Do you remember that story about the Indian national football team? According to an extract from Apoova's EWB in Ghana' the Indians “played Ghana in a match, and used juju! The Ghanaian keeper was seeing 8 footballs instead of one – they had lions on the field and snakes! Your people, they have powerful juju! So FIFA barred them from ever playing internationally!!”
We know for a fact that our local football teams perform certain rituals before they go unto the field to play a match. These rituals are supposed to help them win the game. Imagine if both teams performed their various rituals, does that mean that the loser in the game had lesser powers? Wouldn't it be more fun if a game remains a game instead of being shrouded in mysterious practices?
Recently I heard that a curse has been placed on the La police by a fetish priest and it happened right here in the city of Accra.
The notorious armed robber, Atta Ayi who was alleged to use talisman as protection was arrested because on his last operation the juju failed him (according to the stories).
So even with law and order, the subject cannot be ignored.
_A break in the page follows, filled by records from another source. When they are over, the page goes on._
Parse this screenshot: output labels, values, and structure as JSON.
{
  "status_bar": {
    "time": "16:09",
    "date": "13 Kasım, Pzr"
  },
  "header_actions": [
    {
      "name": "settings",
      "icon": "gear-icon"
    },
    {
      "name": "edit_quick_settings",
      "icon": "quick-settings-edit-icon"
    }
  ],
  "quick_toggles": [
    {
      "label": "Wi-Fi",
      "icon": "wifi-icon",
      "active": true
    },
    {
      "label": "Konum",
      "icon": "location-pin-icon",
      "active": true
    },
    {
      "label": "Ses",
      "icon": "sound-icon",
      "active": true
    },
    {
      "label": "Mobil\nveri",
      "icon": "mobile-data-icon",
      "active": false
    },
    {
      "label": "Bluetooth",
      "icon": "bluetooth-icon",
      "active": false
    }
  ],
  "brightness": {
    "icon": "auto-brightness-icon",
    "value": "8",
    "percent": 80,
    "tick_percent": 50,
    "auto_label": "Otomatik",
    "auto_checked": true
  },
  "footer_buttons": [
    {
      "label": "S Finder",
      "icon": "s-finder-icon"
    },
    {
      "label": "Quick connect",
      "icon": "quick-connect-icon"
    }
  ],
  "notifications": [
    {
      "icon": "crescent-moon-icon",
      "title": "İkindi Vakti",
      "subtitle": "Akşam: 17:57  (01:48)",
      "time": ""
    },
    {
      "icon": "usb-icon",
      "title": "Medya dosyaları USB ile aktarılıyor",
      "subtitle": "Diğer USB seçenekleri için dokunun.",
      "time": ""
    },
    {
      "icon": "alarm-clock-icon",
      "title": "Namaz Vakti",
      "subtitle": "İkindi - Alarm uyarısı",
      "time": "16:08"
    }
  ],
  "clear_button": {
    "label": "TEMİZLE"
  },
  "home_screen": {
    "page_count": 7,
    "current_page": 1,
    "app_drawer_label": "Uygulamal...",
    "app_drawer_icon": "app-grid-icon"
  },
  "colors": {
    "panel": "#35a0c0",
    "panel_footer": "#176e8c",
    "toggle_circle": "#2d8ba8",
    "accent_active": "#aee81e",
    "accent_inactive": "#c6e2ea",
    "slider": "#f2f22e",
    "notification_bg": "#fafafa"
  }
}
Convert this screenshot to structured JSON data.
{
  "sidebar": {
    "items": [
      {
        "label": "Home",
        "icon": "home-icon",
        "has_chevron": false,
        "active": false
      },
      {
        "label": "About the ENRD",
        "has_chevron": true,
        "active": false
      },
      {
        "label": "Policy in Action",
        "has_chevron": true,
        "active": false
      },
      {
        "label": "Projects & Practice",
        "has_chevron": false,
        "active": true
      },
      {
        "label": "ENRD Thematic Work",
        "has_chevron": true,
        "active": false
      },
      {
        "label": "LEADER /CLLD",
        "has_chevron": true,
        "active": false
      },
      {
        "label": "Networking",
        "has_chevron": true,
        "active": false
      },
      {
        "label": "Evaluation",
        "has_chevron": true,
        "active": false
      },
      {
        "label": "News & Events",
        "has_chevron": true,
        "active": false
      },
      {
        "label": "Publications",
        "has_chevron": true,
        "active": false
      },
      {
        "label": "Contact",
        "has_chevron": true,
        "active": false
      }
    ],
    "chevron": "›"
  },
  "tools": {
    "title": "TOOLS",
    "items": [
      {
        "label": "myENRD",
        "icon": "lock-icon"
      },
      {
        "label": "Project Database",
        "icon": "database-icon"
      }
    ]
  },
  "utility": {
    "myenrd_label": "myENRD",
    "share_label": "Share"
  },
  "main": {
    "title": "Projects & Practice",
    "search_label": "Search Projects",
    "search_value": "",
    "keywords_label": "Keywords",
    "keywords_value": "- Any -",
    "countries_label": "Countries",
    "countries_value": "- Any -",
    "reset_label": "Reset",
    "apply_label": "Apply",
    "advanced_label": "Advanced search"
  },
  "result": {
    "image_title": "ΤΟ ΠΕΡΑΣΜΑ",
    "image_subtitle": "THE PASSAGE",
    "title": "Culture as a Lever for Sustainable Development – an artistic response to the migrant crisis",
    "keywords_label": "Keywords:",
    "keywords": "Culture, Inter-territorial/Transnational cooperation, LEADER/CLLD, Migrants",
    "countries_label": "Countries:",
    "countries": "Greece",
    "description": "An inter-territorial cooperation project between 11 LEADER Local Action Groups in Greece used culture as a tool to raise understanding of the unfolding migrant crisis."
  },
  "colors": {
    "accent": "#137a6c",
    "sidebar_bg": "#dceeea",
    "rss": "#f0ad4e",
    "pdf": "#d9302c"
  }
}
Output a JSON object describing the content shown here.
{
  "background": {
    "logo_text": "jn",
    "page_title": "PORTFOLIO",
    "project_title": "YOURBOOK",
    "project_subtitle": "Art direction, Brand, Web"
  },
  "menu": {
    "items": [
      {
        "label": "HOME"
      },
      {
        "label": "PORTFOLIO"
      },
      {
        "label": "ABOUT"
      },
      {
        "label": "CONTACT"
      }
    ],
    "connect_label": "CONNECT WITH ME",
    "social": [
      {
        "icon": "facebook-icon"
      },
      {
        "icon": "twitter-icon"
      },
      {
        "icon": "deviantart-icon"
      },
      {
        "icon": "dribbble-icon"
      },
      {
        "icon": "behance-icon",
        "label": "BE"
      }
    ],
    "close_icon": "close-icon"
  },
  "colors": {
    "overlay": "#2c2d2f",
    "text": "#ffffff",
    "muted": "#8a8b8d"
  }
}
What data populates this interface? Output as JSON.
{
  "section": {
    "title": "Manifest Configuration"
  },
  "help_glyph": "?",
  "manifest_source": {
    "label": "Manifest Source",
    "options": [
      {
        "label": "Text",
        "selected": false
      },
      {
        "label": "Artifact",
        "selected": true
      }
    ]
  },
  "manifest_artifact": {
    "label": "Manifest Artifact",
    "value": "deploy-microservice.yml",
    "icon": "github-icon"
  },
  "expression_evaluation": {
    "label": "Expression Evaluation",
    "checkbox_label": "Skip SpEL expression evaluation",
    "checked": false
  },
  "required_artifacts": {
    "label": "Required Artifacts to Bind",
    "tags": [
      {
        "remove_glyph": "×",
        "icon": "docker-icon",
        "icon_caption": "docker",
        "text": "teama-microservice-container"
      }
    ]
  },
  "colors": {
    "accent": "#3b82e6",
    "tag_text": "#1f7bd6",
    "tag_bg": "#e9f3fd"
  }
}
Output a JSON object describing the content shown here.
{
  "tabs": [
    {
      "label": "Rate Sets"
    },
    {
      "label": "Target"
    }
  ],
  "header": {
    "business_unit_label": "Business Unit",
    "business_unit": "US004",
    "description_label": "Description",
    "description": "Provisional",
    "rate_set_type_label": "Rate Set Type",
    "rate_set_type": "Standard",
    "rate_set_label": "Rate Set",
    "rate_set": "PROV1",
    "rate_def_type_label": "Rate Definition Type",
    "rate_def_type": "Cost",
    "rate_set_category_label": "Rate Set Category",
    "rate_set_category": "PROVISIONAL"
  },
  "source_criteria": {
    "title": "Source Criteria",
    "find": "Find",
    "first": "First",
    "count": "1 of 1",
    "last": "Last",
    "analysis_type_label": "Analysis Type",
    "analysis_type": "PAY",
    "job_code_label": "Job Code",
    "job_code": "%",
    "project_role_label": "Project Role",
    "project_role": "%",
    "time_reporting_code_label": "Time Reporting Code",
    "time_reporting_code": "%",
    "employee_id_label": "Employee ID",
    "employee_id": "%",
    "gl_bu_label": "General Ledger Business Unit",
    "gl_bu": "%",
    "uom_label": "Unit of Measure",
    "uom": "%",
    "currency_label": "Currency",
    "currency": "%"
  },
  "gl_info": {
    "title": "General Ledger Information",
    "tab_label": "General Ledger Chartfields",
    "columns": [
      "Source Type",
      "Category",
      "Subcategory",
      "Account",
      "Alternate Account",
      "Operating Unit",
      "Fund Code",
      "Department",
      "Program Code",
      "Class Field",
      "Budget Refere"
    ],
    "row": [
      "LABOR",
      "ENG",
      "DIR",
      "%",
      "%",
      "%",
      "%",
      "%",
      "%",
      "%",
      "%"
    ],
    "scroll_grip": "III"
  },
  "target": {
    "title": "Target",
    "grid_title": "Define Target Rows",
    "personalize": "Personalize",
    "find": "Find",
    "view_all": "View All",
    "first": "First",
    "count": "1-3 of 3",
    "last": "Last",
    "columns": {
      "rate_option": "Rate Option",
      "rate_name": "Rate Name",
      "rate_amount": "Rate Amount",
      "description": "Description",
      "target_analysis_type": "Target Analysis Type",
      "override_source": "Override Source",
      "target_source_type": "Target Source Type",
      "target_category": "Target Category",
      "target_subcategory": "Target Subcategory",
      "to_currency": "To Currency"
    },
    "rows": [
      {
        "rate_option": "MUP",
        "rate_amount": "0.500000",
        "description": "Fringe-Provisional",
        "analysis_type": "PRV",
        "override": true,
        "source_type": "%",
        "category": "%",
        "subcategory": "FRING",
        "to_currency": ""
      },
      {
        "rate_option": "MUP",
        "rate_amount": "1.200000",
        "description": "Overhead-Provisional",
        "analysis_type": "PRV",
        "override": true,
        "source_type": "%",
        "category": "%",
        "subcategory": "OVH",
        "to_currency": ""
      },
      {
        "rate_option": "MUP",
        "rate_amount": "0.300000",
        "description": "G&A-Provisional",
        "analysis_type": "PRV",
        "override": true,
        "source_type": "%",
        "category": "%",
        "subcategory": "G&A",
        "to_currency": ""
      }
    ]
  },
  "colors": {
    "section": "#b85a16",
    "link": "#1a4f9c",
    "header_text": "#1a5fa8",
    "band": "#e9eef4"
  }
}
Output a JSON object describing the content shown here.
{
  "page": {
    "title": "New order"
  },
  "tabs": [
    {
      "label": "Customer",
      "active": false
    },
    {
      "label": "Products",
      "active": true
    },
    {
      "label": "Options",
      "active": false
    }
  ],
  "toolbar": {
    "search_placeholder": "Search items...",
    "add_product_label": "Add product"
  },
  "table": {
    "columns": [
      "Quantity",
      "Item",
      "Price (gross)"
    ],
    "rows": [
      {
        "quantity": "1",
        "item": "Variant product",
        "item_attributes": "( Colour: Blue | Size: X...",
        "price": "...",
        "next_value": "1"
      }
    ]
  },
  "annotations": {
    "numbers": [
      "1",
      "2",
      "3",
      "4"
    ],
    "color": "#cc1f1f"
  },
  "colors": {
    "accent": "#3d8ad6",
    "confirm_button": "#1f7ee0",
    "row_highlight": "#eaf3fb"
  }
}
It is for this reason that page 20, section 207, clause 2 of the Nigerian Constitution acknowledges and makes the use of harmful juju illegal.
'The State Commissioner may by order prohibit the worship or invocation of any juju which may appear to him to involve, or tend towards the commission of any crime or breach of peace, or to the spread of any infectious or contagious disease.'
I like that clause but I know the Nigerian authorities will have a problem when it comes to arresting a fetish priest or a juju practitioner because nobody will want to deal with someone who can cast a spell on you, right? And obviously, we will encounter the same problem hear in Ghana should we decide to pass such a law.
I am not saying that you should not believe in juju and I am certainly not saying that the practice does not exist; all I am saying is that it is time we stop making unnecessary accusations at people who have succeeded in one field or the other. It is time we start thinking objectively as Ghanaians instead of letting superstitions cloud our judgments.
At the same time, because people believe in the practice of juju, people practice it; to such people it is about time these negative practices are stopped. If people stop such practices, it means that the demand for human parts for rituals will reduce significantly and its related murders will eventually stop…well that is what I want to believe but then you will agree with me that solutions to the topic is a difficult one so may be you can suggest some and mail it to me for publication, what do you say?
By Esenam Dumenu, writing in her column 'Esenam Writes' in the dailyEXPRESS